Twenty five years ago, four Eastern Cape activists were intercepted by security police in a roadblock near Port Elizabeth. They were unaware that two members of their group - Matthew Goniwe and Fort Calata - had been targeted for assassination. The Cradock Four - Goniwe, Calata, Sparrow Mkonto and Sicelo Mhlauli - were never seen alive again.
Their death marked a turning point for struggle politics. On the day of their funeral, President PW Botha responded by declaring a national State of Emergency, which would remain in place for a number of years.
The targeted assassination of Goniwe, Calata, Mkonto and Mhlauli by the Civil Cooperation Bureau, apartheid's top-secret hit squad, remained a matter of speculation for many years, particularly as the apartheid state plummeted to a new nadir with heightened repression and unrest.
The South African government denied its involvement in the murder of the Cradock Four men. However, by early June, a copy of the signal message form issuing their death warrant was anonymously sent to Transkei's Minister of Defence, Major-General Bantu Holomisa, who forwarded the chilling document to Transkei's Director of Military Intelligence. The contents of Holomisa's letter reflect the extent to which state-sanctioned murder formed part of the apartheid regime's desperate measures to control resistance:

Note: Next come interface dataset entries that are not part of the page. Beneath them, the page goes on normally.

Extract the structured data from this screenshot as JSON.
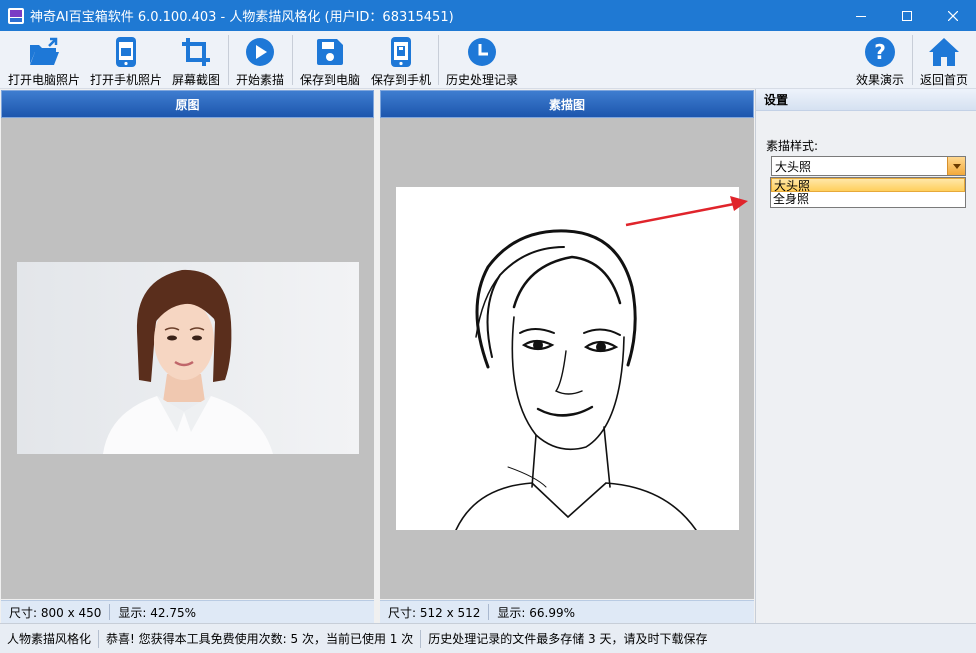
{
  "window": {
    "title": "神奇AI百宝箱软件 6.0.100.403 - 人物素描风格化 (用户ID：68315451)"
  },
  "toolbar": {
    "open_pc": "打开电脑照片",
    "open_phone": "打开手机照片",
    "screenshot": "屏幕截图",
    "start_sketch": "开始素描",
    "save_pc": "保存到电脑",
    "save_phone": "保存到手机",
    "history": "历史处理记录",
    "demo": "效果演示",
    "home": "返回首页"
  },
  "colors": {
    "accent": "#1e78d7",
    "titlebar": "#1f79d3",
    "arrow": "#e0242b"
  },
  "original_panel": {
    "title": "原图",
    "size_text": "尺寸: 800 x 450",
    "zoom_text": "显示: 42.75%"
  },
  "sketch_panel": {
    "title": "素描图",
    "size_text": "尺寸: 512 x 512",
    "zoom_text": "显示: 66.99%"
  },
  "settings": {
    "title": "设置",
    "style_label": "素描样式:",
    "selected": "大头照",
    "options": [
      "大头照",
      "全身照"
    ]
  },
  "statusbar": {
    "tool_name": "人物素描风格化",
    "usage": "恭喜! 您获得本工具免费使用次数: 5 次，当前已使用 1 次",
    "history_note": "历史处理记录的文件最多存储 3 天，请及时下载保存"
  }
}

"The most striking aspect of this signal message is para 3 which categorically states the urgency for the PERMANENT REMOVAL OF MATTHEW GONIWE, MBULELO GONIWE AND FORT CALATA from the community... people are eager to know the mysterious circumstances surrounding their vanishing... there is no doubt that the physical elimination of Goniwe and Calata was approved at the highest echelons of the state security council... the RSA government has holly denied its complicity in perpetration of the atrocities."
- Letter from Bantu Holomisa, Minister of Defence, Transkei, to Director of Military Intelligence, Freedom of Information Programme (FOIP) Collection, AL2878_A184.108.40.206.35
World launch of Cradock Four film
The 25th anniversary of the death of the Cradock Four on 27 June 2010 has been commemorated with the launch of the long-anticipated film by South African documentary-maker David Forbes at Museum Afrika in Newtown, Johannesburg.
The film had been in production for seven years, and much time was spent accessing transcripts of amnesty hearings related to the case, as well as all copies of documents submitted during the trial. SAHA assisted David Forbes in defying the Department of Justice (DoJ) in their refusal to make this material accessible; on the day of a hearing set to take place in the Pretoria Supreme High Court, the DoJ relented, and an out-of-court settlement was reached, granting SAHA full access to all requested records.
Visit Forbes' website dedicated to the Cradock Four
Forbes' experience of using the Promotion of Access to Information Act No 2 of 2000 (PAIA) to gain information pertaining to the Cradock 4 case, including SAHA's central role in litigation against the DOJ, is detailed in SAHA's 2009 publication, Paper Wars: Access to Information in South Africa, edited by Kate Allan. Richard Calland refers to the Cradock Four case in his chapter ‘Illuminating the Politics and Practice of Access to Information in South Africa' while former SAHA director Piers Pigou discusses the legal implications of the Cradock Four case in his chapter entitled ‘Accessing the Records of the Truth and Reconciliation Commission.'
> Learn more about Paper Wars.
SAHA Collections and the Cradock Four
AL3138 :: David Forbes Collection
Forbes has had a long-standing relationship with SAHA. He has donated a fortune of material related to his own work. This collection includes a range of student newspapers from different universities from the late 1970s to early 1980s. Forbes was involved as contributor and as part of the editorial teams for these newspapers. Forbes also donated a significant number of 1994 elections posters (mostly posterboards) to the archive.
AL2878 :: The Freedom of Information Programme (FOIP) Collection
The Freedom of Information Programme (FOIP) collection includes apartheid era security establishment records, documents created by the South African government bodies and agencies post- apartheid, and documents from several private bodies. One of the Special Projects undertaken by the South African History Archive (SAHA) to test the parameters of freedom of information in South Africa includes materials relating to the Truth and Reconciliation Commission (TRC). This includes a report regarding phone taps on Matthew Goniwe and others; the report was used as evidence in the amnesty hearings. [See AL2878_A2.2.15]
AL2540 :: The SAHA Ephemera Collection
The great majority of the items in this collection date from the 1980s, and include t-shirts, stickers, badges, banners, videos and miscellaneous items. These items were collected from political parties, labour movements and social forums who used these items during protests, celebrations, commemorations and campaigning. The Cradock Four became icons for resistance, and photographs of them featured on T-shirts, posters, and other forms of ephemera included in this collection.